WHAT IS EXPECTED: Return every entry exactly as written, with the pictures removed.

Records from a dataset:
^^^^^^^^

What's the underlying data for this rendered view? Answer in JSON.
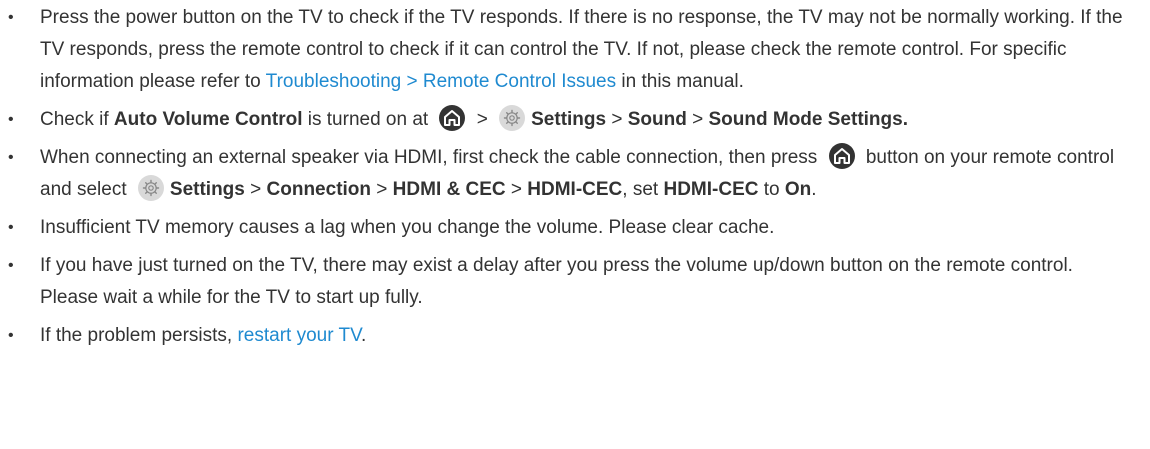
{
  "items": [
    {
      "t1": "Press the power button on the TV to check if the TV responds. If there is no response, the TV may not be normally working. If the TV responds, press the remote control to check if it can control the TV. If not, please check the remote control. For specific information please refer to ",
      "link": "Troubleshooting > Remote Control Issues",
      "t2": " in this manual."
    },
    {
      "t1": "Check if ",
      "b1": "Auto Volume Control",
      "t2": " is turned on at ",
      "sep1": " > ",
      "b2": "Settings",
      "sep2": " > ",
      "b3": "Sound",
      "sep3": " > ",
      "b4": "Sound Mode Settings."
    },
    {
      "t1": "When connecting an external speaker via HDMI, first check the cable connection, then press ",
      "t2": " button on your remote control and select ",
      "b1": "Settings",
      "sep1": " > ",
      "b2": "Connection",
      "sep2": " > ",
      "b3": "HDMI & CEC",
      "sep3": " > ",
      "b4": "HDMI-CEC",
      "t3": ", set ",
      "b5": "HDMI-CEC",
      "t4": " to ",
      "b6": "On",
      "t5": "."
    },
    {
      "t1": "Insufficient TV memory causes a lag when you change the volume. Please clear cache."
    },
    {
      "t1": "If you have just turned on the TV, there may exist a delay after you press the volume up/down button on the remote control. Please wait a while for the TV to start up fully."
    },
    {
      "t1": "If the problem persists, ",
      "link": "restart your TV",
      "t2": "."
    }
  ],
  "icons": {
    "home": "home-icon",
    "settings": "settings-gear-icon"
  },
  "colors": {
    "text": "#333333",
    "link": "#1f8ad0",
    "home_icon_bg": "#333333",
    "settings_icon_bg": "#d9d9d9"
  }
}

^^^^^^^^

RESULT:
What's the underlying data for this rendered view? Answer in JSON.
{
  "items": [
    {
      "t1": "Press the power button on the TV to check if the TV responds. If there is no response, the TV may not be normally working. If the TV responds, press the remote control to check if it can control the TV. If not, please check the remote control. For specific information please refer to ",
      "link": "Troubleshooting > Remote Control Issues",
      "t2": " in this manual."
    },
    {
      "t1": "Check if ",
      "b1": "Auto Volume Control",
      "t2": " is turned on at ",
      "sep1": " > ",
      "b2": "Settings",
      "sep2": " > ",
      "b3": "Sound",
      "sep3": " > ",
      "b4": "Sound Mode Settings."
    },
    {
      "t1": "When connecting an external speaker via HDMI, first check the cable connection, then press ",
      "t2": " button on your remote control and select ",
      "b1": "Settings",
      "sep1": " > ",
      "b2": "Connection",
      "sep2": " > ",
      "b3": "HDMI & CEC",
      "sep3": " > ",
      "b4": "HDMI-CEC",
      "t3": ", set ",
      "b5": "HDMI-CEC",
      "t4": " to ",
      "b6": "On",
      "t5": "."
    },
    {
      "t1": "Insufficient TV memory causes a lag when you change the volume. Please clear cache."
    },
    {
      "t1": "If you have just turned on the TV, there may exist a delay after you press the volume up/down button on the remote control. Please wait a while for the TV to start up fully."
    },
    {
      "t1": "If the problem persists, ",
      "link": "restart your TV",
      "t2": "."
    }
  ],
  "icons": {
    "home": "home-icon",
    "settings": "settings-gear-icon"
  },
  "colors": {
    "text": "#333333",
    "link": "#1f8ad0",
    "home_icon_bg": "#333333",
    "settings_icon_bg": "#d9d9d9"
  }
}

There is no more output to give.